Today is the start of my eighth week of shelter-in-place, and Debbi’s seventh. This entry might be a bit repetitive, but it’s helpful to write it out sometimes.
I realize that we’re both incredibly fortunate. Both of us have jobs, and we’re both able to work from home. We live in a nice neighborhood where we can get outside and enjoy the weather (which has been excellent lately, maybe even a little too warm). It’s not really “quarantine”, though that’s what we’ve been calling it, but we can still go out when we need to. We cook at home most of the time, but we’ve been getting take-out two or three times per week. I mostly run errands during the week when there are fewer people in the stores (yes, I wear a mask), but of course we order a lot through the mail, too.
Most of my friends seem to be in a similar fortunate place. I worry that as quarantine continues that this will change. Heck, it could change for us. But I try not to think about that much. I do have a few friends who are having a hard time of it, one in particular who’s been writing about his family’s struggles, and it can be pretty hard to read.

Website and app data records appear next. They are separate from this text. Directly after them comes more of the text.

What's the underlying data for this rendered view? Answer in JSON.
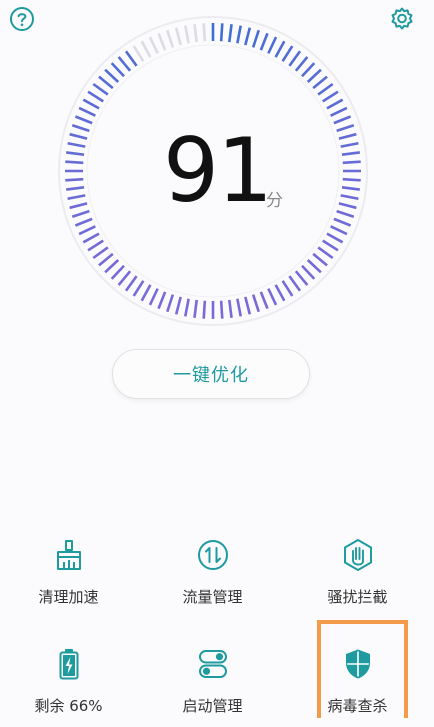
{
  "score": {
    "value": "91",
    "unit": "分",
    "level": 0.91
  },
  "optimize_button": {
    "label": "一键优化"
  },
  "tools": [
    {
      "label": "清理加速",
      "icon": "broom-icon"
    },
    {
      "label": "流量管理",
      "icon": "data-traffic-icon"
    },
    {
      "label": "骚扰拦截",
      "icon": "block-hand-icon"
    },
    {
      "label": "剩余 66%",
      "icon": "battery-icon"
    },
    {
      "label": "启动管理",
      "icon": "toggle-switch-icon"
    },
    {
      "label": "病毒查杀",
      "icon": "shield-icon"
    }
  ],
  "colors": {
    "accent": "#1f9a9e",
    "gauge_blue": "#3f6fd1",
    "gauge_purple": "#7a6ad8",
    "highlight": "#f39a4b"
  }
}
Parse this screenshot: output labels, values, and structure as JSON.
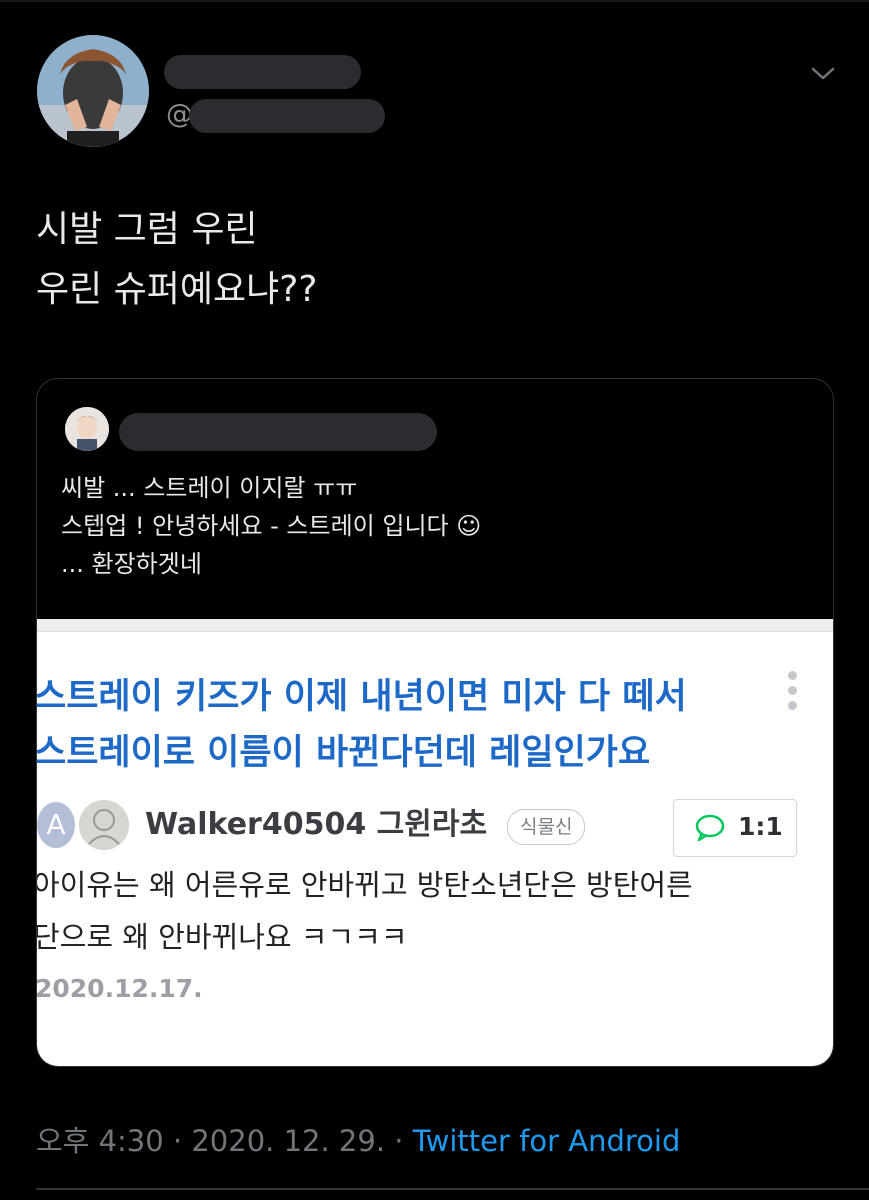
{
  "tweet": {
    "handle_prefix": "@",
    "text_lines": [
      "시발 그럼 우린",
      "우린 슈퍼예요냐??"
    ],
    "meta": {
      "time": "오후 4:30",
      "separator": " · ",
      "date": "2020. 12. 29.",
      "source": "Twitter for Android"
    }
  },
  "quote": {
    "text_lines": [
      "씨발 ... 스트레이 이지랄 ㅠㅠ",
      "스텝업 ! 안녕하세요 - 스트레이 입니다 ☺",
      "... 환장하겟네"
    ],
    "screenshot": {
      "title_lines": [
        "스트레이 키즈가 이제 내년이면 미자 다 떼서",
        "스트레이로 이름이 바뀐다던데 레일인가요"
      ],
      "avatar_letter": "A",
      "author": "Walker40504 그윈라초",
      "grade": "식물신",
      "chat_label": "1:1",
      "body_lines": [
        "아이유는 왜 어른유로 안바뀌고 방탄소년단은 방탄어른",
        "단으로 왜 안바뀌나요 ㅋㄱㅋㅋ"
      ],
      "date": "2020.12.17."
    }
  },
  "colors": {
    "background": "#000000",
    "text": "#e7e9ea",
    "muted": "#71767b",
    "link": "#1d9bf0",
    "naver_title": "#1d69c7",
    "chat_green": "#03c75a"
  },
  "icons": [
    "chevron-down-icon",
    "kebab-menu-icon",
    "chat-bubble-icon"
  ]
}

Working full time at home has been weird since I have typically tried to keep my work life and my home life very separate, and this blurring of the two has been a bit uncomfortable. On the other hand, it does keep every day from feeling the same, and it still makes weekends feel different since I have a chance to relax.
Or, I can get a bunch of stuff done. This past weekend, I plowed through a bunch of bills and other work in the study, then did a whole bunch of yard work. Pretty productive! But in reality I’ve been alternating productive weekends with lazy ones.
We’re rather bummed that our anniversary restaurant, Don Giovanni, is closed for quarantine, so we want to find something else to do for it. We have a few ideas, but it won’t really be the same.
We’ve also been watching a lot of TV and movies (Star Trek: Discovery! Mary Poppins! Lots of Harry Potter and Star Wars and a little James Bond!), and reading (John Scalzi‘s latest, The Last Emperox). I text with several friends as well as my sister, and I’ve been trying to call my dad every other weekend or so.
The cats seem to have adjusted to the new normal. Roulette, our old lady, hasn’t really changed her routine much, although she’s discovered the sunbeam in the guest bedroom has returned. Sadie mostly loves when one of us goes up to the library for a conference call, especially my morning meeting when the sun is coming in through the window. Jackson has learned that I have a ribbon by my computer in the dining room and comes in between 2 and 3 and agitates for play time. Once I tire him out he often curls up on the dining table and sleeps. Sadie also sleeps in the dining room, on the chair with the seating pad on it, which was my attempt to make those chairs more comfortable to work at. (It didn’t work, and I brought the chair down from the study instead.)
I’ve mostly been ahead of the curve in picking things up for quarantine (for example, we have flour and yeast that we haven’t even opened yet). But the one boat I missed was getting hair cutting supplies. I have an item on order which should arrive in about 2 weeks, by which time my hair should be about 2 feet long. Or maybe just feel that way.
So, life marches on. Shelter-in-place for our county has been extended through the end of May, and I think it will be mid-June at the very earliest before restrictions get significantly relaxed.
It’s of course a bummer that our vacation aspirations for the year are almost certainly washed out. No trip back east, no Hawaii or Portland, or Vegas trips. I’m glad we went to Disneyland when we did. My hope at this point is that there will be some occasional loosening so that we can go to the coast, and maybe even spend a long weekend in Half Moon Bay or Monterey, or even San Francisco. Just getting away from home for a little while would be nice.
But I don’t know. Until we have widespread testing available – and the Impeached President Trump administration seems to be in no hurry to arrange for that, and realistically there’s no one else who can – I think we’re all going to be stuck here for a long time.